Analysing Discourse 2023-24
School Of Arts, Culture And Language
Module - Semester 2
The aim of this module is to enable students to analyse discourse systematically and apply insights to language education contexts. We will use a famous framework that is refreshingly different from traditional grammar: Systemic Functional Grammar (SFG), which was created by M.A.K. Halliday specifically to look at the functions of language, rather than just the different forms and structures. Using the basic mechanisms of SFG to identify how functions are expressed through English lexicon and grammar, we will see how linguistic features work to establish relations between speakers, talk about different topics, develop themes, and build up a register. Throughout the module we will analyse instances of discourse, exploiting theory to gain insights about the meaning and significance of specific linguistic choices for the discourse area they appear in, and discussing implications for English language education. The methods for analysing discourse taught in this module are useful for several year 3 modules as well as offering an excellent basis for undergraduate and postgraduate dissertations.
Whilst lectures will provide the theoretical and conceptual foundations of SFG and SFG based discourse analysis, the workshops will be used for discussion and exercises as appropriate for each week's topic.
- Introduction: SFG and its purposes
- SFG theory: The notion of ‘clause’ and its functions
- SFG theory: Clause as exchange – the interpersonal function
- SFG theory: Clause as representation – the ideational function
- SFG theory: Clause as message – the textual function
- SFG theory: Above and below the clause
- SFG theory: Around the clause – cohesion and coherence
- Analysing cohesion in discourse: Identification
- Working with discourse: Appraisal
- Discourse analysis using SFG
- Functions of Discourse (a review): Relevance for educational contexts
-threshold -D: The answers need to be relevant to the tasks given. The answers must show basic understanding of Systemic Functional Grammar (SFG) tools and principles. The student must show evidence of being able to apply the tools and principles to the analysis of language and linguistic examples and/or data. The answers must show evidence of some background study.
-good -B: The answers must be focussed and structured. The answers must show a better-than-average standard of knowledge and understanding of SFG tools and principles. The linguistic analyses given in the assessments must be adequate to the task area, systematic, and well-motivated. The answers must show evidence of background study including primary sources.
-excellent -A: The answers must be highly focused and well-structured. The answers must show knowledge and understanding in SFG methodology and theory, beyond the basic textbooks. The answers must show original interpretation, new links between analysis issues, and/or a new approach to a problem. The answers must show evidence of extensive background study using primary sources.
- Students will be able to relate theory and analysis towards the interpretation of discourse for purposes of language education as well as research.
- Students will be able to use Systemic Functional Grammar tools to analyse instances of discourse.
- Students will have a basic understanding of the implications of specific linguistic choices in different genres and areas of discourse.

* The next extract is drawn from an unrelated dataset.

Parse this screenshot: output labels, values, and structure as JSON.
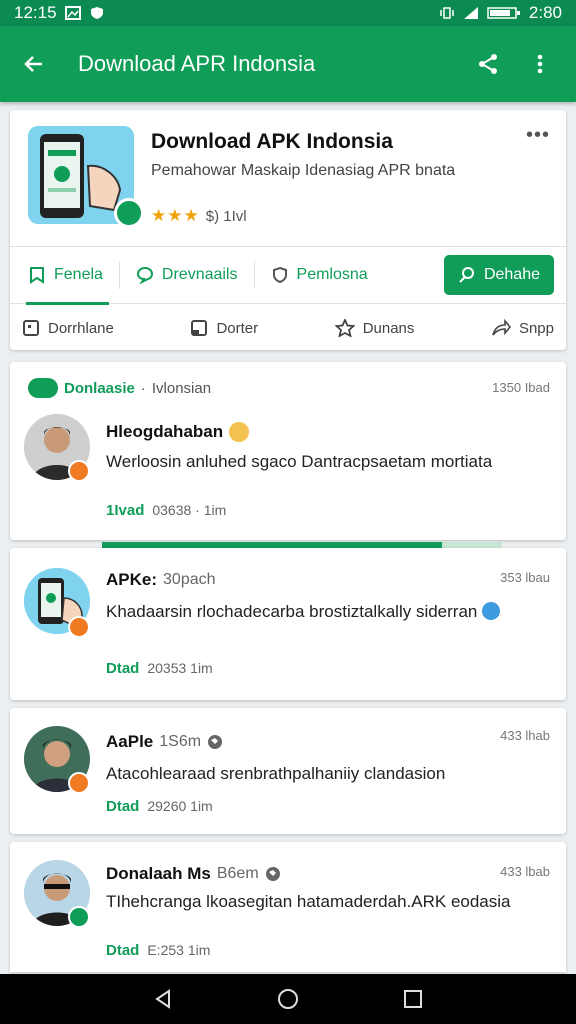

- Students will have a good understanding of the network of options that a language provides.
- Students will understand the basic mechanisms and purposes of Systemic Functional Grammar.
- Students will understand the value of understanding systematic features of English lexicogrammar for English language education.
Blackboard based exam